- About this exercise: Below are records; count the lines that contain "Hatena" and state only that count.

- Data for this exercise:
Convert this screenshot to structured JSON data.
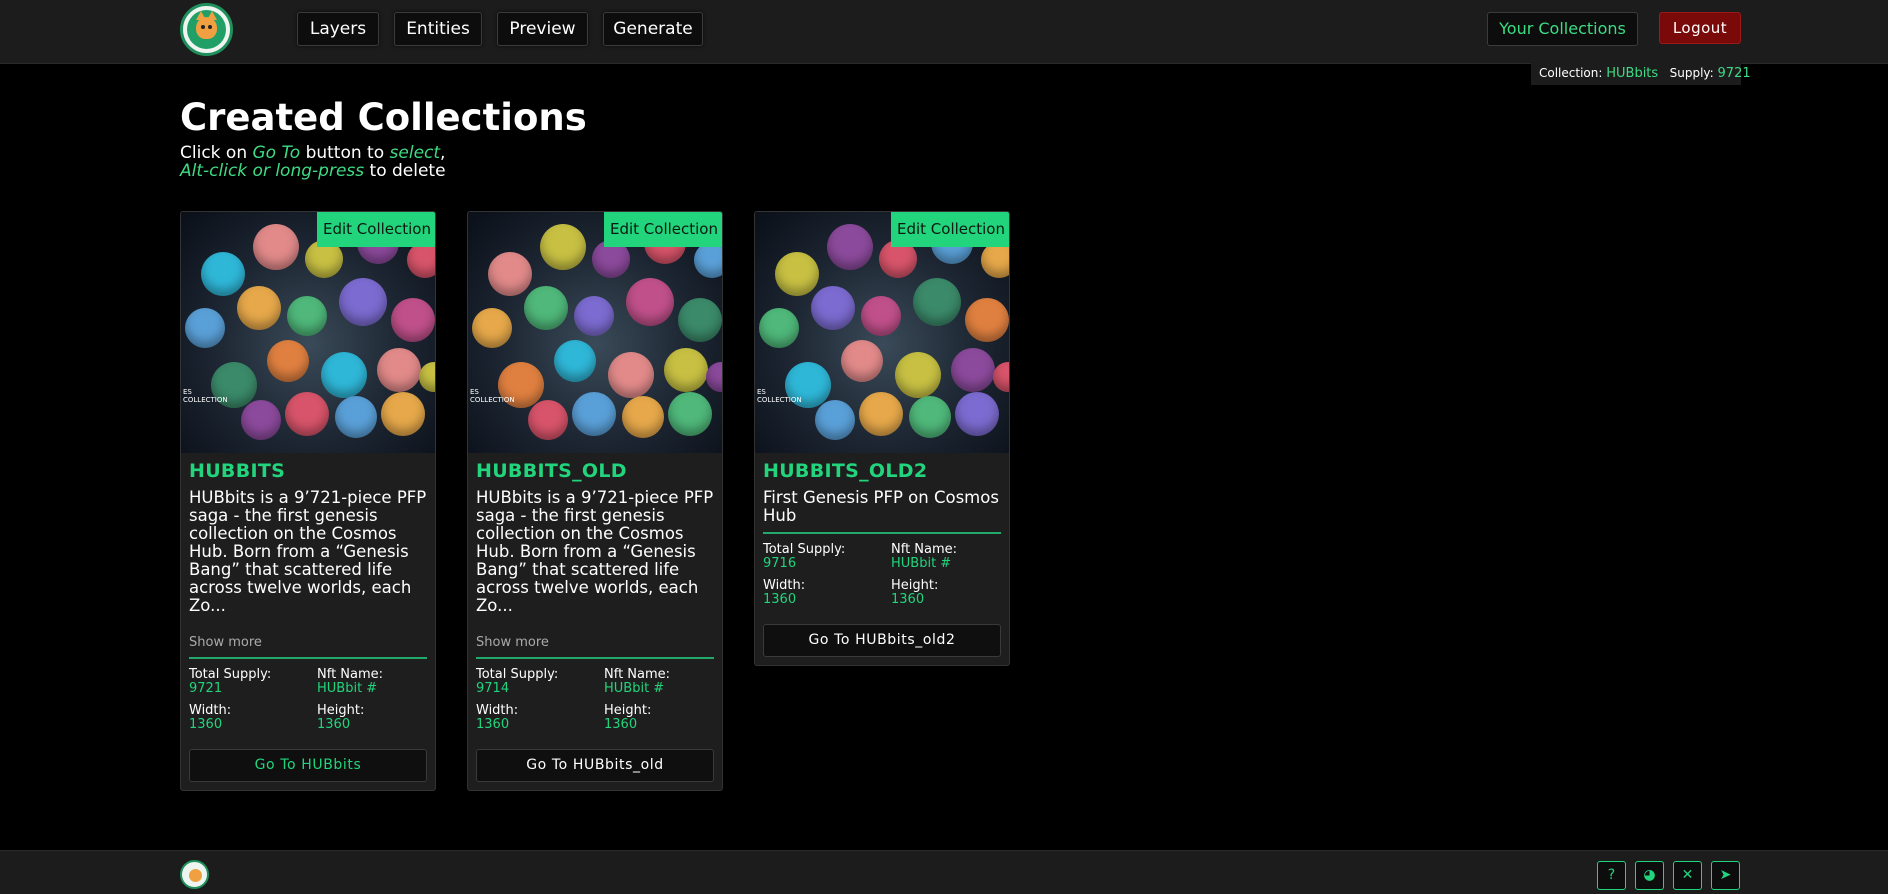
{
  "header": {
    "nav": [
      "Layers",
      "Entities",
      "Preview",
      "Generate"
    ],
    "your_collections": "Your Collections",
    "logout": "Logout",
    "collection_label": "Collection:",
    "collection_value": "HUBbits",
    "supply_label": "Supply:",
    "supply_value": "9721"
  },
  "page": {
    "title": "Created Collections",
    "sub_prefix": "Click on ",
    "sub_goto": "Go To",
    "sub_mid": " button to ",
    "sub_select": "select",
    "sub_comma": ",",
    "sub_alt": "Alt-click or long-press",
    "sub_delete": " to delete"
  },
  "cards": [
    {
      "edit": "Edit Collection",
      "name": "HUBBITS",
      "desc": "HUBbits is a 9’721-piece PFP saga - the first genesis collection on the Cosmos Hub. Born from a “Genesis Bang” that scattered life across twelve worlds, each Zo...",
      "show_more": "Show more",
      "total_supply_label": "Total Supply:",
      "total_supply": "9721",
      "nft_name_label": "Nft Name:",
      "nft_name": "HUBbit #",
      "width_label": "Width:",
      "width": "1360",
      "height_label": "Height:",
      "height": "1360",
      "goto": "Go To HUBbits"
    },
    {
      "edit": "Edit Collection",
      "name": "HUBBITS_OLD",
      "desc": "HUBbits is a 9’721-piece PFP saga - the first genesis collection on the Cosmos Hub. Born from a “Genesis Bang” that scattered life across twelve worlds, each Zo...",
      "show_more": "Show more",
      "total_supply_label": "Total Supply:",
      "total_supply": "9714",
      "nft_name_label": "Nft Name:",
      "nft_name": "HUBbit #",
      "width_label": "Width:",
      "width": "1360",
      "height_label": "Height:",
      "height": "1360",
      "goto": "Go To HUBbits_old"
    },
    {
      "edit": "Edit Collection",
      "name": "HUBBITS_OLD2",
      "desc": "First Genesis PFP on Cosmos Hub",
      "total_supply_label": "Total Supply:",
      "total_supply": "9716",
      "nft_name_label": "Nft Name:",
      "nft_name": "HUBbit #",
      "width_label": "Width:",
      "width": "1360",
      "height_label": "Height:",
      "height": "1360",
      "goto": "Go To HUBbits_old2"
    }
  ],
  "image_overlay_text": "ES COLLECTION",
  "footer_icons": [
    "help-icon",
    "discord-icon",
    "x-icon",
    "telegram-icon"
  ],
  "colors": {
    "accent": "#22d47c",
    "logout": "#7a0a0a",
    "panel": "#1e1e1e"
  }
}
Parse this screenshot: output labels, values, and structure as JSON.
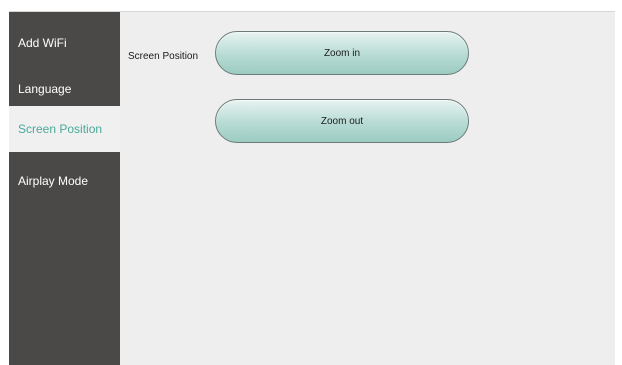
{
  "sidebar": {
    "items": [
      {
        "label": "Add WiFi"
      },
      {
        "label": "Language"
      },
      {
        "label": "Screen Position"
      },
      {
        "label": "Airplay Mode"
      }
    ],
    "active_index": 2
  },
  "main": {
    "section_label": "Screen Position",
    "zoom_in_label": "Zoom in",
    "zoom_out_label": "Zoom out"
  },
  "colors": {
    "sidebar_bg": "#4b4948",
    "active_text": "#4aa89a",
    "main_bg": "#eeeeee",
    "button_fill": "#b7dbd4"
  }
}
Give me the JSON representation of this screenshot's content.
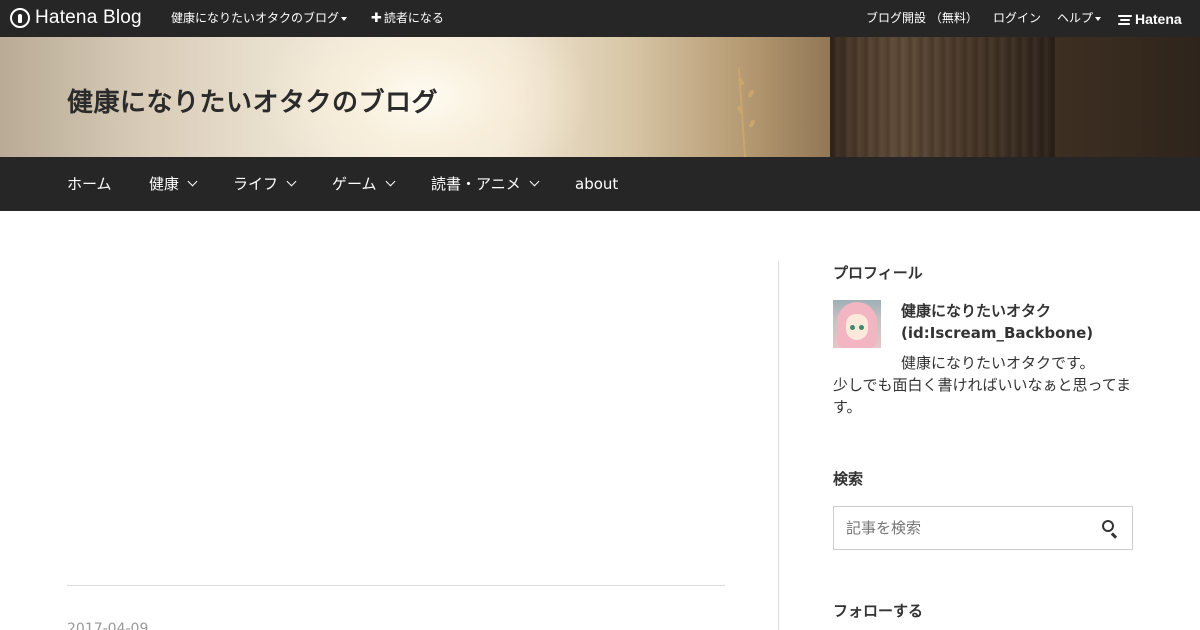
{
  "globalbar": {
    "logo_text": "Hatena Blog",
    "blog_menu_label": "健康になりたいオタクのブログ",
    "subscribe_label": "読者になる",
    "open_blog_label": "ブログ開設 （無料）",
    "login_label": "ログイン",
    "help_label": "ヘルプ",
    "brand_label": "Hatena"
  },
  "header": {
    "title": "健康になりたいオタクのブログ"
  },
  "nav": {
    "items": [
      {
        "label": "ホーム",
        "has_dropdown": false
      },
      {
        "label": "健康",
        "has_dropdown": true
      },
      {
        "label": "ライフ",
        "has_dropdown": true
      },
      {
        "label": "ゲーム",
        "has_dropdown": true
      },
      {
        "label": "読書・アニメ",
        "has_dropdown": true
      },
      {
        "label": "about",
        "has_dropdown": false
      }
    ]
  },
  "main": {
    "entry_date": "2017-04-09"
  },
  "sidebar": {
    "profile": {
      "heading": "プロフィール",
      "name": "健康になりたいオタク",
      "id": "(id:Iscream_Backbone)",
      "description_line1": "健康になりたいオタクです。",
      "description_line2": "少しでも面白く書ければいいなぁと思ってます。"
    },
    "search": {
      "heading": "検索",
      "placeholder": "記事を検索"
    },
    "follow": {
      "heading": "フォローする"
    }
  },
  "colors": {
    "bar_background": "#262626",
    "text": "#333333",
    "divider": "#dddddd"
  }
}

- Task response: 2